Dow Theory states markets swiftly integrate information that affects supply and demand as it becomes available. The theory applies to market averages, as well as to individual markets. On this basis, this principle agrees with the most commonly used definition of the efficient market hypothesis (EMH): the semi-strong definition which is prices accurately summarise all publicly known information.
Confirmation is the means of recognising which direction the primary trend is facing. Dow ignored movement in one market average that wasn’t confirmed by the other, which in Dow’s time was the industrial and railroad averages. Confirmation of the Dow Theory came about when both the industrial and railroad averages clocked fresh highs or lows together on a daily closing basis.
Today, investors generally watch the S&P 500 and the Russell 2000. The rationale behind this is the S&P 500 represents the most highly capitalised companies in the US: large-cap stocks, and the Russell 2000 focuses on 2000 small-cap companies with higher growth and usually a technological base. This combination is not set in stone, nonetheless. Investors must find which average combination suits their approach.
Volume is an important secondary phase of confirmation of a trend. On the whole, volume should increase alongside the primary trend.
- When prices are rising, an increase in volume is impressive while a decrease in volume is questionable.
- When prices are declining, an increase in volume is impressive while a decrease in volume is questionable.
Trends exist until definitive signals prove that they have ended:
Despite intraday movement, trending markets continue until definitive reversals develop. This tenet forms much of the foundation of modern trend-following approaches.
Dow believed markets may temporarily reverse, though would soon recover and continue punching in the direction of the primary trend. Determining whether a reversal is the start of a new trend or a temporary movement in the current trend is not an easy task. In fact, it is incredibly difficult. A number of technical tools are available to traders to assist in the difficult task of spotting reversal signals, including the study of support and resistance levels, price patterns and technical indicators.

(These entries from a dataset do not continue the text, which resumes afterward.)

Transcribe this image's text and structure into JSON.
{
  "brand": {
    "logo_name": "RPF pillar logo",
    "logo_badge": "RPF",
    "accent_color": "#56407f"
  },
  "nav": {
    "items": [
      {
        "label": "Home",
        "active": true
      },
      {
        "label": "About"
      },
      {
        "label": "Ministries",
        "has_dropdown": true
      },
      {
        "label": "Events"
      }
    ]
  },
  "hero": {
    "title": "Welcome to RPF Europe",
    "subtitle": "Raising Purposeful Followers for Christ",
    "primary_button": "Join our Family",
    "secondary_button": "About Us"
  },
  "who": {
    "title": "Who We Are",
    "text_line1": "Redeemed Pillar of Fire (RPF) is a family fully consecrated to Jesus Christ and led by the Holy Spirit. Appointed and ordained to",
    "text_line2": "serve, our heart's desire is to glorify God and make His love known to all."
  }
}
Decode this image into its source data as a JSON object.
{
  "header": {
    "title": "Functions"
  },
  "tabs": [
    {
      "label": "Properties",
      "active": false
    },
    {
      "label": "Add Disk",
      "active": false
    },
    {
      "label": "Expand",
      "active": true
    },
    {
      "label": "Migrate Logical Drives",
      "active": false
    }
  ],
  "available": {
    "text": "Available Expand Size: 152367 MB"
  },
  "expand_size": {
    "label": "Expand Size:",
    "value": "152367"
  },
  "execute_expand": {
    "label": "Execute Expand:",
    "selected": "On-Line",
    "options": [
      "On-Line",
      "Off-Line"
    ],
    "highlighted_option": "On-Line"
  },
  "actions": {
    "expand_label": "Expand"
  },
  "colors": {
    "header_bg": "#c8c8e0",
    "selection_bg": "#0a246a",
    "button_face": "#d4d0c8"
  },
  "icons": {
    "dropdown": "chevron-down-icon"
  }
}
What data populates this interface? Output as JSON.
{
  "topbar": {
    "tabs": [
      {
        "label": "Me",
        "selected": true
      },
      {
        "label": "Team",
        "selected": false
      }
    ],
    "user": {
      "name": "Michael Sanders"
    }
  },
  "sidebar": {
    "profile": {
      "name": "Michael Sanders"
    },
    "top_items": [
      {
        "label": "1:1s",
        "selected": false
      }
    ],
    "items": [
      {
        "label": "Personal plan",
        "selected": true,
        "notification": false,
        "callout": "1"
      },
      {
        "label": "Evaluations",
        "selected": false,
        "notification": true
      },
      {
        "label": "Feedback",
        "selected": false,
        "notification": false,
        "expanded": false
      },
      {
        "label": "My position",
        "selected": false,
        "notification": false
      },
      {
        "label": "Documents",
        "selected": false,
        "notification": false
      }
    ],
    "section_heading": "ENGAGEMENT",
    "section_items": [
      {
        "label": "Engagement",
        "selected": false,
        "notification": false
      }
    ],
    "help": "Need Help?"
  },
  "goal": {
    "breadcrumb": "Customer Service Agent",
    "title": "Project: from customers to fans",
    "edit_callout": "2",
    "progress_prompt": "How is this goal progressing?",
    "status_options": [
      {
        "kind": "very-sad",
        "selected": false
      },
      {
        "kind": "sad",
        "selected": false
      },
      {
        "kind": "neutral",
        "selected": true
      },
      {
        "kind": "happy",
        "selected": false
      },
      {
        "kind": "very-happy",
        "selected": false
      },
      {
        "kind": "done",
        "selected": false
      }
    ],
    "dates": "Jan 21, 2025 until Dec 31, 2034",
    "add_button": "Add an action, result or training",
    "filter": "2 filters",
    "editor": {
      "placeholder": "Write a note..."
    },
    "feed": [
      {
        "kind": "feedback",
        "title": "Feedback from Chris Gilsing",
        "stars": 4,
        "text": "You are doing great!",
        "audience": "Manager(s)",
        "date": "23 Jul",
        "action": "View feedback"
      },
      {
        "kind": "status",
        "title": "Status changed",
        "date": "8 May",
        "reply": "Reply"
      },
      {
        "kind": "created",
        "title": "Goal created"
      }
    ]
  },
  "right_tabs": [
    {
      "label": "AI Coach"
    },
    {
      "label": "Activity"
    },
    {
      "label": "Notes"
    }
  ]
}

Dow Theory applied to other financial markets
While Dow Theory focuses on equity markets, the application can also aid investment in other financial markets.
The key component is the bigger picture, the longer-term primary trend.
Currency traders have access to a number of market indexes providing a wealth of information. The US dollar index, calculated by factoring in the exchange rates of six major world currencies, allows investors to know where the dollar is in the broad market.
As an example, the EUR/USD and US dollar index together can yield successful results. Figure 1.1 displays both charts from a weekly perspective.
On July 24, 2017, price action on the EUR/USD closed above a major high at 1.1714; though the US dollar index had yet to close beneath a similar low (The US dollar index and EUR/USD are inversely correlated markets). A close lower was not visible until September 4, 2017. The close lower was confirmation the euro was likely to continue heading higher, and it eventually did, topping in the early stages of 2018.
In addition to the above, investors can employ a number of techniques to confirm a market’s trend. For instance, a long opportunity seen on the GBP/USD could be confirmed by viewing other GBP-related markets (currency pairs). Are those markets gathering strength, forming new highs or lows? Is the GBP’s overall position above or below major support or resistance? These questions help answer how much strength a currency has over its counterpart in the broad market.
The Bottom Line
The biggest takeaway from the Dow Theory in this piece is to always include the overall picture in your investment decisions, and recognise which direction the primary trend is facing. This positions investors in a prime location to take trades alongside the overall flow.